■ **EXERCISE**
Apart from the pictures, print the data below exactly as given.
»»
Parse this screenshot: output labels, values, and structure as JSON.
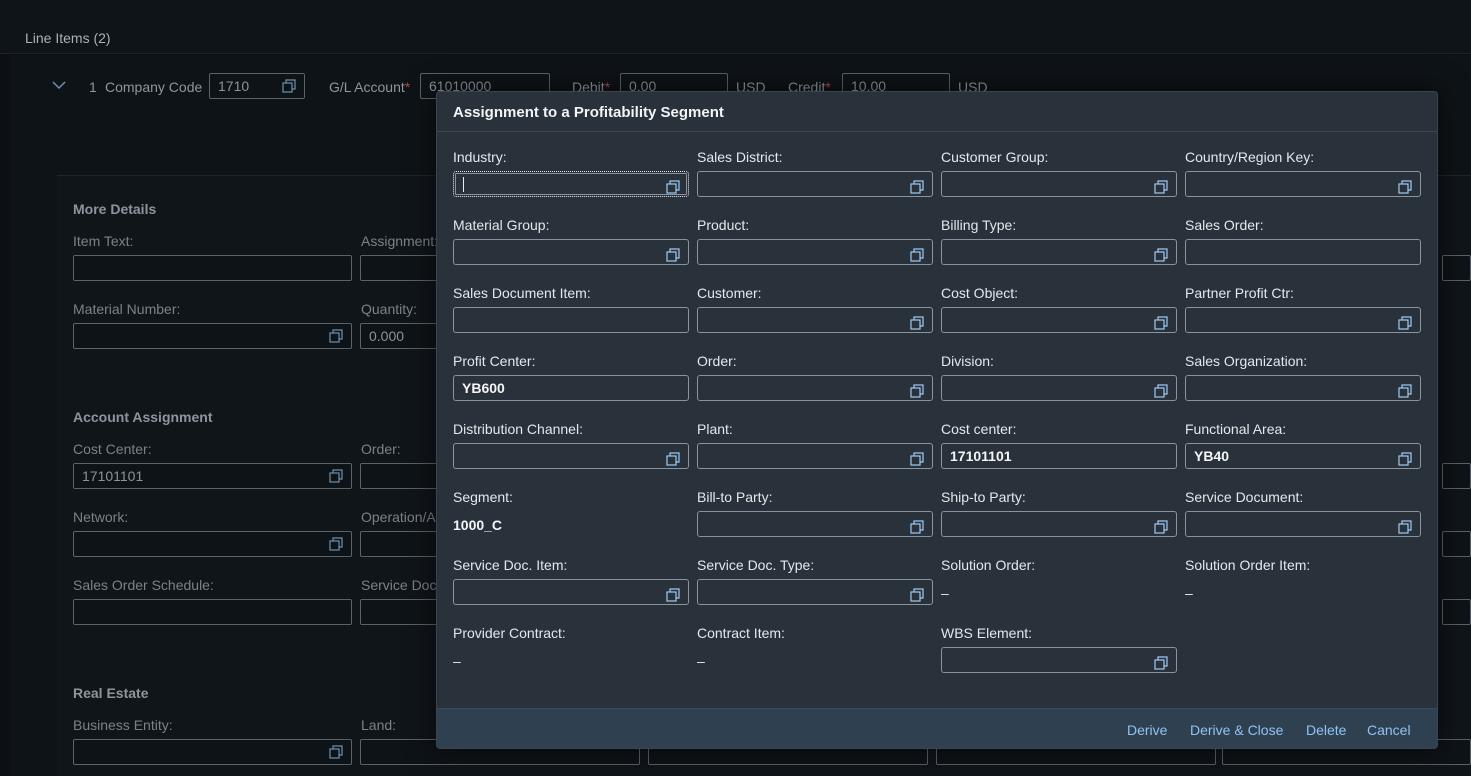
{
  "page": {
    "title": "Line Items (2)"
  },
  "line_item": {
    "number": "1",
    "company_code_label": "Company Code",
    "company_code_value": "1710",
    "gl_account_label": "G/L Account",
    "gl_account_required": "*",
    "gl_account_value": "61010000",
    "debit_label": "Debit",
    "debit_required": "*",
    "debit_value": "0.00",
    "debit_currency": "USD",
    "credit_label": "Credit",
    "credit_required": "*",
    "credit_value": "10.00",
    "credit_currency": "USD"
  },
  "details": {
    "more_details_title": "More Details",
    "item_text_label": "Item Text:",
    "assignment_label": "Assignment:",
    "material_number_label": "Material Number:",
    "quantity_label": "Quantity:",
    "quantity_value": "0.000",
    "account_assignment_title": "Account Assignment",
    "cost_center_label": "Cost Center:",
    "cost_center_value": "17101101",
    "order_label": "Order:",
    "network_label": "Network:",
    "operation_label": "Operation/Ac",
    "sales_order_schedule_label": "Sales Order Schedule:",
    "service_doc_label": "Service Doc",
    "real_estate_title": "Real Estate",
    "business_entity_label": "Business Entity:",
    "land_label": "Land:"
  },
  "dialog": {
    "title": "Assignment to a Profitability Segment",
    "fields": {
      "industry": {
        "label": "Industry:",
        "value": ""
      },
      "sales_district": {
        "label": "Sales District:",
        "value": ""
      },
      "customer_group": {
        "label": "Customer Group:",
        "value": ""
      },
      "country_region_key": {
        "label": "Country/Region Key:",
        "value": ""
      },
      "material_group": {
        "label": "Material Group:",
        "value": ""
      },
      "product": {
        "label": "Product:",
        "value": ""
      },
      "billing_type": {
        "label": "Billing Type:",
        "value": ""
      },
      "sales_order": {
        "label": "Sales Order:",
        "value": ""
      },
      "sales_document_item": {
        "label": "Sales Document Item:",
        "value": ""
      },
      "customer": {
        "label": "Customer:",
        "value": ""
      },
      "cost_object": {
        "label": "Cost Object:",
        "value": ""
      },
      "partner_profit_ctr": {
        "label": "Partner Profit Ctr:",
        "value": ""
      },
      "profit_center": {
        "label": "Profit Center:",
        "value": "YB600"
      },
      "order": {
        "label": "Order:",
        "value": ""
      },
      "division": {
        "label": "Division:",
        "value": ""
      },
      "sales_organization": {
        "label": "Sales Organization:",
        "value": ""
      },
      "distribution_channel": {
        "label": "Distribution Channel:",
        "value": ""
      },
      "plant": {
        "label": "Plant:",
        "value": ""
      },
      "cost_center": {
        "label": "Cost center:",
        "value": "17101101"
      },
      "functional_area": {
        "label": "Functional Area:",
        "value": "YB40"
      },
      "segment": {
        "label": "Segment:",
        "value": "1000_C"
      },
      "bill_to_party": {
        "label": "Bill-to Party:",
        "value": ""
      },
      "ship_to_party": {
        "label": "Ship-to Party:",
        "value": ""
      },
      "service_document": {
        "label": "Service Document:",
        "value": ""
      },
      "service_doc_item": {
        "label": "Service Doc. Item:",
        "value": ""
      },
      "service_doc_type": {
        "label": "Service Doc. Type:",
        "value": ""
      },
      "solution_order": {
        "label": "Solution Order:",
        "value": "–"
      },
      "solution_order_item": {
        "label": "Solution Order Item:",
        "value": "–"
      },
      "provider_contract": {
        "label": "Provider Contract:",
        "value": "–"
      },
      "contract_item": {
        "label": "Contract Item:",
        "value": "–"
      },
      "wbs_element": {
        "label": "WBS Element:",
        "value": ""
      }
    },
    "buttons": {
      "derive": "Derive",
      "derive_close": "Derive & Close",
      "delete": "Delete",
      "cancel": "Cancel"
    }
  },
  "colors": {
    "link": "#8fc3f4",
    "dialog_bg": "#29313a",
    "footer_bg": "#2f4050",
    "required": "#bb4444"
  },
  "icons": {
    "value_help": "value-help-icon",
    "expand": "chevron-down-icon"
  }
}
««
■ **TASK RESPONSE**
Parse this screenshot: output labels, values, and structure as JSON.
{
  "page": {
    "title": "Line Items (2)"
  },
  "line_item": {
    "number": "1",
    "company_code_label": "Company Code",
    "company_code_value": "1710",
    "gl_account_label": "G/L Account",
    "gl_account_required": "*",
    "gl_account_value": "61010000",
    "debit_label": "Debit",
    "debit_required": "*",
    "debit_value": "0.00",
    "debit_currency": "USD",
    "credit_label": "Credit",
    "credit_required": "*",
    "credit_value": "10.00",
    "credit_currency": "USD"
  },
  "details": {
    "more_details_title": "More Details",
    "item_text_label": "Item Text:",
    "assignment_label": "Assignment:",
    "material_number_label": "Material Number:",
    "quantity_label": "Quantity:",
    "quantity_value": "0.000",
    "account_assignment_title": "Account Assignment",
    "cost_center_label": "Cost Center:",
    "cost_center_value": "17101101",
    "order_label": "Order:",
    "network_label": "Network:",
    "operation_label": "Operation/Ac",
    "sales_order_schedule_label": "Sales Order Schedule:",
    "service_doc_label": "Service Doc",
    "real_estate_title": "Real Estate",
    "business_entity_label": "Business Entity:",
    "land_label": "Land:"
  },
  "dialog": {
    "title": "Assignment to a Profitability Segment",
    "fields": {
      "industry": {
        "label": "Industry:",
        "value": ""
      },
      "sales_district": {
        "label": "Sales District:",
        "value": ""
      },
      "customer_group": {
        "label": "Customer Group:",
        "value": ""
      },
      "country_region_key": {
        "label": "Country/Region Key:",
        "value": ""
      },
      "material_group": {
        "label": "Material Group:",
        "value": ""
      },
      "product": {
        "label": "Product:",
        "value": ""
      },
      "billing_type": {
        "label": "Billing Type:",
        "value": ""
      },
      "sales_order": {
        "label": "Sales Order:",
        "value": ""
      },
      "sales_document_item": {
        "label": "Sales Document Item:",
        "value": ""
      },
      "customer": {
        "label": "Customer:",
        "value": ""
      },
      "cost_object": {
        "label": "Cost Object:",
        "value": ""
      },
      "partner_profit_ctr": {
        "label": "Partner Profit Ctr:",
        "value": ""
      },
      "profit_center": {
        "label": "Profit Center:",
        "value": "YB600"
      },
      "order": {
        "label": "Order:",
        "value": ""
      },
      "division": {
        "label": "Division:",
        "value": ""
      },
      "sales_organization": {
        "label": "Sales Organization:",
        "value": ""
      },
      "distribution_channel": {
        "label": "Distribution Channel:",
        "value": ""
      },
      "plant": {
        "label": "Plant:",
        "value": ""
      },
      "cost_center": {
        "label": "Cost center:",
        "value": "17101101"
      },
      "functional_area": {
        "label": "Functional Area:",
        "value": "YB40"
      },
      "segment": {
        "label": "Segment:",
        "value": "1000_C"
      },
      "bill_to_party": {
        "label": "Bill-to Party:",
        "value": ""
      },
      "ship_to_party": {
        "label": "Ship-to Party:",
        "value": ""
      },
      "service_document": {
        "label": "Service Document:",
        "value": ""
      },
      "service_doc_item": {
        "label": "Service Doc. Item:",
        "value": ""
      },
      "service_doc_type": {
        "label": "Service Doc. Type:",
        "value": ""
      },
      "solution_order": {
        "label": "Solution Order:",
        "value": "–"
      },
      "solution_order_item": {
        "label": "Solution Order Item:",
        "value": "–"
      },
      "provider_contract": {
        "label": "Provider Contract:",
        "value": "–"
      },
      "contract_item": {
        "label": "Contract Item:",
        "value": "–"
      },
      "wbs_element": {
        "label": "WBS Element:",
        "value": ""
      }
    },
    "buttons": {
      "derive": "Derive",
      "derive_close": "Derive & Close",
      "delete": "Delete",
      "cancel": "Cancel"
    }
  },
  "colors": {
    "link": "#8fc3f4",
    "dialog_bg": "#29313a",
    "footer_bg": "#2f4050",
    "required": "#bb4444"
  },
  "icons": {
    "value_help": "value-help-icon",
    "expand": "chevron-down-icon"
  }
}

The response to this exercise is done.